Size and location will matter
What’s the outlook for community banks for the next few years? Well, not so great. That’s the view of about 30 investment bankers, equity analysts and consultants surveyed by Atlanta attorneys Jim McAlpin and Walt Moeling of Bryan Cave recently.
McAlpin said he was struck by how similar the respondents viewed the future for banking.
Community banks in particular have the worst prospects for profitability, in part because a lot of them relied too heavily on commercial real estate lending. Plus, bigger banks have more diversified income sources.
“We do have some community banks that are doing very well,’’ said McAlpin. “The challenge has been the significant increase in community banks in large urban areas, where it is more difficult to compete. We believe there is going to be opportunity in suburban and rural areas (instead).”
In fact, the consistent view of the industry analysts was that banks with less than $500 million in assets will have a tough time competing anywhere outside a rural area.
“Size and scale will increasingly matter in the world of community banks,’’ the attorneys wrote in their survey summary.
The expectations for profits are more dismal the smaller the bank. The survey respondents on average expect 2013 returns on assets to be:
- For banks under $500 million in assets: .50 to .85 percent.
- For banks between $500 million and $1 billion in assets: .7 percent to 1 percent.
- For banks between $1 billion and $10 billion: 1 percent to 1.25 percent.
- For banks above $10 billion in assets: 1.25 percent to 1.3 percent.
Industry analysts also expect mergers and acquisition pricing to stay lower for years to come.
“1.5 (times) book will be the new 2.5 (times) book value of a few years ago,” Peyton Green of Sterne Agee wrote in response to the survey.
Nobody expects huge rebounds in earnings and growth, so there’s not much premium buyers will be willing to pay, analysts said.
What was the prediction for pricing in 2013?
- Banks with less than $500 million in assets: lucky to get book value.
- Banks with between $500 million and $1 billion in assets: 1.25 times book.
- Banks with between $ 1 billion and $10 billion in assets: 1.25 times book to 1.5 times book.
Because of the lack of organic growth opportunities in a slow economy, bankers will focus on profitability and cutting expenses, some industry observers said. Core deposits will be significant drivers of value, the attorneys said.

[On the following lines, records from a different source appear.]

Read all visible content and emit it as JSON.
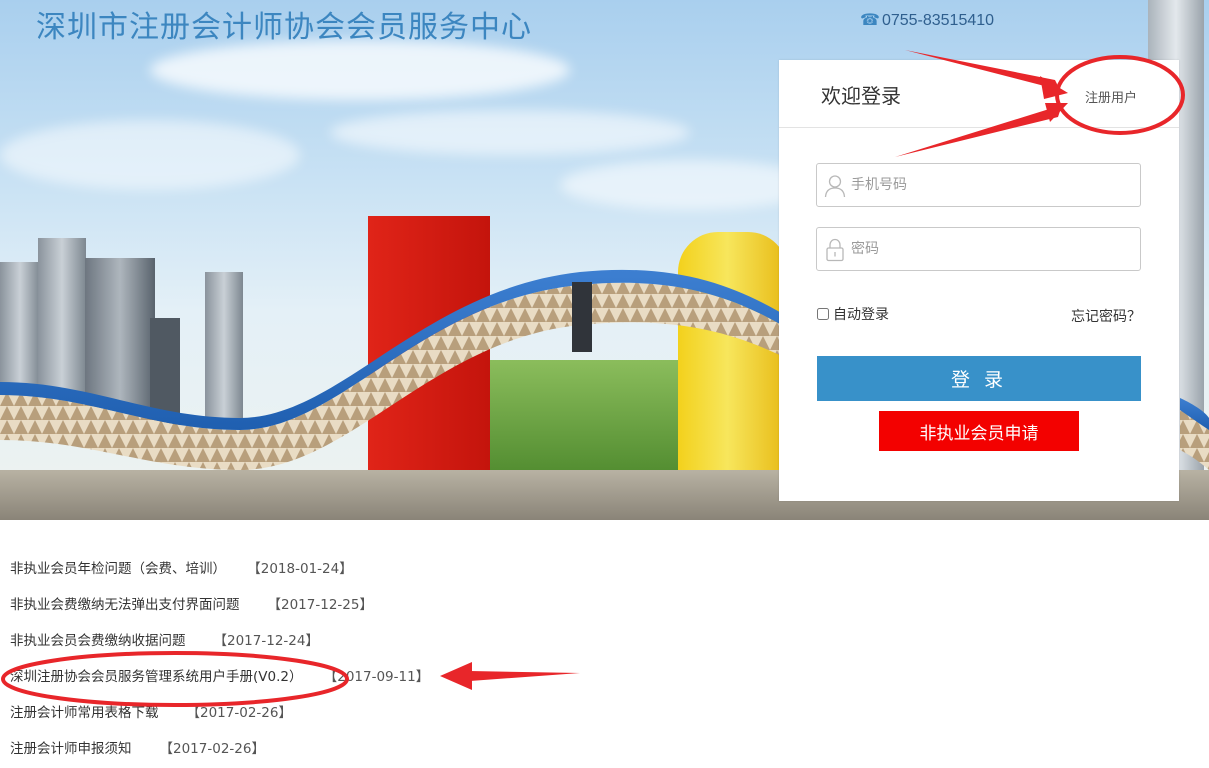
{
  "header": {
    "site_title": "深圳市注册会计师协会会员服务中心",
    "phone": "0755-83515410",
    "phone_icon": "telephone-icon"
  },
  "login": {
    "welcome": "欢迎登录",
    "register_link": "注册用户",
    "phone_placeholder": "手机号码",
    "password_placeholder": "密码",
    "remember_label": "自动登录",
    "forgot_label": "忘记密码？",
    "login_button": "登 录",
    "apply_button": "非执业会员申请",
    "colors": {
      "login_button": "#3891c9",
      "apply_button": "#f30100"
    }
  },
  "news": [
    {
      "title": "非执业会员年检问题（会费、培训）",
      "date": "【2018-01-24】"
    },
    {
      "title": "非执业会费缴纳无法弹出支付界面问题",
      "date": "【2017-12-25】"
    },
    {
      "title": "非执业会员会费缴纳收据问题",
      "date": "【2017-12-24】"
    },
    {
      "title": "深圳注册协会会员服务管理系统用户手册(V0.2）",
      "date": "【2017-09-11】"
    },
    {
      "title": "注册会计师常用表格下载",
      "date": "【2017-02-26】"
    },
    {
      "title": "注册会计师申报须知",
      "date": "【2017-02-26】"
    }
  ],
  "annotation_color": "#e8262a"
}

“There will continue to be consolidation but viable communities will always recognize the need for a ‘local’ bank,’” the report said.
For more information, you can read the final report provided by Bryan Cave.